In a new ethics opinion, the Orange County Bar Association’s Professionalism & Ethics Committee has opined that, under most circumstances, a California lawyer is not obligated to reveal that a freelance lawyer participated in drafting documents submitted to the court. In the opinion, the Committee expands the use of the term “ghostwriting” from its common legal industry connotation (a lawyer’s participation in drafting a document that a pro se party submits to the court without revealing the attorney’s involvement) to encompass work that one lawyer (whether or not admitted to practice in California) performs for another lawyer.
The Committee first explained that concerns about the duties of candor (Cal. Bus. & Prof. Code §6068(d); Cal. R. Prof’l Conduct 5-200(A), (B)) and honesty (Cal. Bus. & Prof Code §6106) that have led some jurisdictions—although, notably, not California—to require disclosure of an attorney’s involvement in drafting documents submitted by pro se litigants are inapplicable where the ghostwriting is performed for another lawyer. This is so because the freelance lawyer has not made any affirmative statement to the court or in any way misled the court or opposing counsel.
The Committee next opined that an out-of-state lawyer’s ghostwriting (for a lawyer) generally will not constitute the unauthorized practice of law. The Committee quoted with approval the following language from Winterrowd v. American General Annuity Ins., which involved an Oregon lawyer (not admitted in California or pro hac‘d into the Central District) who assisted a California lawyer in a case before the United States District Court for the Central District of California:
[There is no ethical violation] so long as the particular person admitted in that state is the person who, on behalf of the firm, vouched for the work of all of the others and, with the client and in the courts, did the legal acts defined by that state as the practice of law…
The important requirement in this respect is simply that the local [lawyer] must be admitted in the state and must have the ability to make, and be responsible for making, decisions for the lawyer group.
556 F.3d 815, 824‒25 (9th Cir. 2009). The court noted, however, that, an out-of-state freelance lawyer who has: (1) significant involvement with the client and (2) engages in “sufficient activities in the state or creat[es]…a continuing relationship with a California client that includes the exercise of legal duties” may be considered to be practicing law under Birbrower, Montalbano, Condon & Frank, PC v. Superior Court, 17 Cal. 4th 119, 128 (1998).
Although the issue before it was whether ghostwriting must be revealed to the court and opposing counsel, the Committee next opined that the hiring attorney should inform the client of the hiring of an outside lawyer or firm if the use of the outside lawyer or firm is a significant development.
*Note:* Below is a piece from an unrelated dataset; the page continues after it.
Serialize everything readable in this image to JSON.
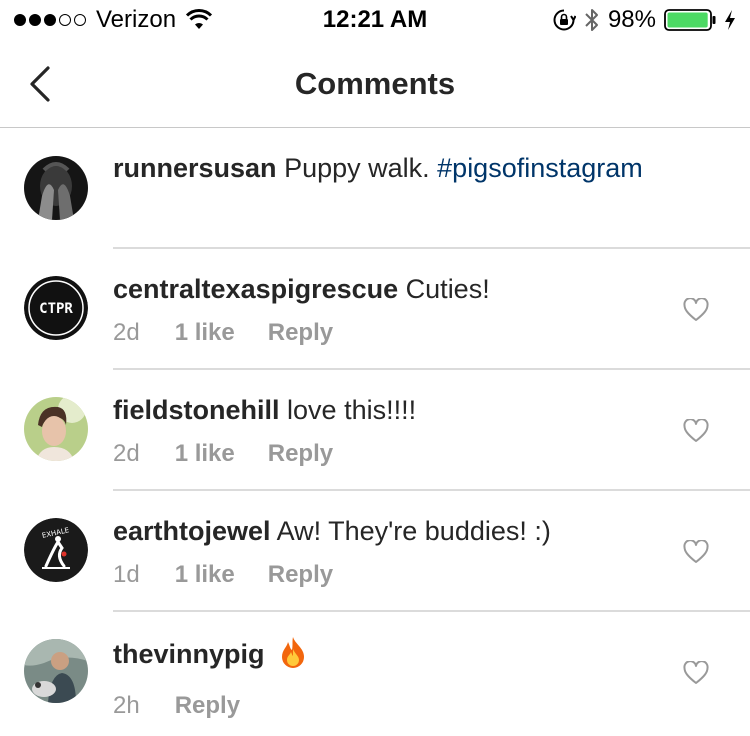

The Committee further recommended disclosing the use of a freelance attorney at the outset of the representation if the hiring attorney knows he will be using an out-of-state freelance attorney. It’s not clear why the Committee limited this recommendation to cases involving out-of-state freelance attorneys, as opposed to California-licensed freelance attorneys. (I recommend disclosing the use of a freelance lawyer to the client and obtaining the client’s consent under all circumstances.)
The Committee noted that a hiring attorney must disclose a freelance lawyer’s involvement in a case to the court and opposing counsel if the client seeks to recover attorneys fees in the litigation.
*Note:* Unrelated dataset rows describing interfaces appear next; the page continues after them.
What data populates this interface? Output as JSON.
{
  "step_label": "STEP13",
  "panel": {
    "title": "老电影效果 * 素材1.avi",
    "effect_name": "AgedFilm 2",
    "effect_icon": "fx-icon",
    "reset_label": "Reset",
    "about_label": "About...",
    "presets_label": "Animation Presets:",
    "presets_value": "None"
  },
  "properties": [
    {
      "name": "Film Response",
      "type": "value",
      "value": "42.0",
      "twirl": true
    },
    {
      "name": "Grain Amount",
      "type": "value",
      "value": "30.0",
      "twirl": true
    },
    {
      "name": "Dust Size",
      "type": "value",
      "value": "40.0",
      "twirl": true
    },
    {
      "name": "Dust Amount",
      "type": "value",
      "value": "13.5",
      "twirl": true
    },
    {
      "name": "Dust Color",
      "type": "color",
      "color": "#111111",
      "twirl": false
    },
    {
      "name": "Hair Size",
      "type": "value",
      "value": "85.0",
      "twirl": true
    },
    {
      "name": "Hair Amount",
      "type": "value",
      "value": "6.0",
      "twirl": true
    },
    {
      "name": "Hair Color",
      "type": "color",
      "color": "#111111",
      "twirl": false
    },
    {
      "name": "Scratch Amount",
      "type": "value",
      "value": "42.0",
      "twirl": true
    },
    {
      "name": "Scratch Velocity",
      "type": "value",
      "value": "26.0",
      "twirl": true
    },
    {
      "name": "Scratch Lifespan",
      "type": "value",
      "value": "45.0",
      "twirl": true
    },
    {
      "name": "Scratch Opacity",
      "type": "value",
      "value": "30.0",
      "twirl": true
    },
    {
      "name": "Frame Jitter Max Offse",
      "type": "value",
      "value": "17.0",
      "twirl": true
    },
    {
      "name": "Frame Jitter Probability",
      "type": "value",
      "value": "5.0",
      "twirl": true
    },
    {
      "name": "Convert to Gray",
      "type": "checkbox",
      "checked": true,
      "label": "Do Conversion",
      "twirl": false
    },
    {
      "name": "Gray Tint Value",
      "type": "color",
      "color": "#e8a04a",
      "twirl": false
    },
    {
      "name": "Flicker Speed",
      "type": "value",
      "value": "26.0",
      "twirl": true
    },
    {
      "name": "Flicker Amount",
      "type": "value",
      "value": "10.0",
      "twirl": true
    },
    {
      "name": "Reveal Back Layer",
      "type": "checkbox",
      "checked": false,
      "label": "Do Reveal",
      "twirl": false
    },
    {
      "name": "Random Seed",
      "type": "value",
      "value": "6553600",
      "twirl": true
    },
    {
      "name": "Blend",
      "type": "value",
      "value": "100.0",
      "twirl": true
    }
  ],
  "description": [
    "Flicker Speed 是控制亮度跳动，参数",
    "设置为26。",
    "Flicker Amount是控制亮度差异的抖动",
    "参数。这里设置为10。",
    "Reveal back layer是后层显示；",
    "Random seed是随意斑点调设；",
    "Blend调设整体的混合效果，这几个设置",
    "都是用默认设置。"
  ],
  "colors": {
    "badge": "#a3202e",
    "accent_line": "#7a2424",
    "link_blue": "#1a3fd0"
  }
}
Finally, the Committee reiterated the bedrock rule that distinguishes the relationship between hiring attorneys and freelance attorneys from the relationship between co-counsel: in the hiring attorney-freelance attorney relationship, the hiring attorney must appropriately supervise the work of the freelance attorney to ensure that the client is represented in a competent manner.
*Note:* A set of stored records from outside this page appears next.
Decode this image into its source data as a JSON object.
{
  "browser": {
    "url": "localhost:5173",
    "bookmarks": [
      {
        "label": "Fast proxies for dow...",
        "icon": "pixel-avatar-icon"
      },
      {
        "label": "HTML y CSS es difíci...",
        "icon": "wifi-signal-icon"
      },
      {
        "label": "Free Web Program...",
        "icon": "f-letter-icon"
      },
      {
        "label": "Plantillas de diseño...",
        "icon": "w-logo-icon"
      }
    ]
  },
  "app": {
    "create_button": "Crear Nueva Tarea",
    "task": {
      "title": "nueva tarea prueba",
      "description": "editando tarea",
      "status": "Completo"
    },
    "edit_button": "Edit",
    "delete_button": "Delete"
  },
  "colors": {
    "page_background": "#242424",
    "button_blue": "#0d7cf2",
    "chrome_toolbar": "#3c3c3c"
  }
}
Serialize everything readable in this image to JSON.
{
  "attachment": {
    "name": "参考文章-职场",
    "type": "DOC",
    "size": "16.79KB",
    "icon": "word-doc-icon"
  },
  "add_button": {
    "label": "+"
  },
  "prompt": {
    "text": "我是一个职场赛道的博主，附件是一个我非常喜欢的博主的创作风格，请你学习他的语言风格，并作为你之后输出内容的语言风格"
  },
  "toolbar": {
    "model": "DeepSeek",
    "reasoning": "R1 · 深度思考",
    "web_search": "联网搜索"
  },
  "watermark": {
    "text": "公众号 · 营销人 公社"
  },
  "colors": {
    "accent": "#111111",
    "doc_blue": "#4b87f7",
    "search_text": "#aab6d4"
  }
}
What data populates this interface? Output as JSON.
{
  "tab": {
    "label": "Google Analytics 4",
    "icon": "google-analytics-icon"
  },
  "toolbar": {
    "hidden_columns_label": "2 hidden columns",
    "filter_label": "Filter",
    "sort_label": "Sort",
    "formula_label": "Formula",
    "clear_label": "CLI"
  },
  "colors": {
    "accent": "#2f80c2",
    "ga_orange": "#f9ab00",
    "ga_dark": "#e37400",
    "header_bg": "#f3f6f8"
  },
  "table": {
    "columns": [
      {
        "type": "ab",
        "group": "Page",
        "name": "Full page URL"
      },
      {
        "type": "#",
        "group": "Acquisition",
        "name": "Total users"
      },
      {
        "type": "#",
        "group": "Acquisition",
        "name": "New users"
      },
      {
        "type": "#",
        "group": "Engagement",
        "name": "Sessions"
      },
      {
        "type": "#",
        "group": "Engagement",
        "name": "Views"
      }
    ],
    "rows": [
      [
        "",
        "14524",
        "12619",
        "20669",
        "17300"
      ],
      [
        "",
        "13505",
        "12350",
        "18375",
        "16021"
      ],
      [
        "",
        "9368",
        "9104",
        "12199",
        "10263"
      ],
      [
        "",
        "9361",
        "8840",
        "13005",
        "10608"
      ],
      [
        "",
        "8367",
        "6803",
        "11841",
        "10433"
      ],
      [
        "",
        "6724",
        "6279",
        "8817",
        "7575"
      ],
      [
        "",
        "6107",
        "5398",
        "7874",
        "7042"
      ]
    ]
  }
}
Opinion 2014-1 treads little new ground. While none of the numerous state and local California ethics opinions address whether there is an obligation to disclose to the court and the opposing party a freelance attorney’s participation in drafting court documents, all of the other issues addressed in the opinion are well-settled in California and nationally.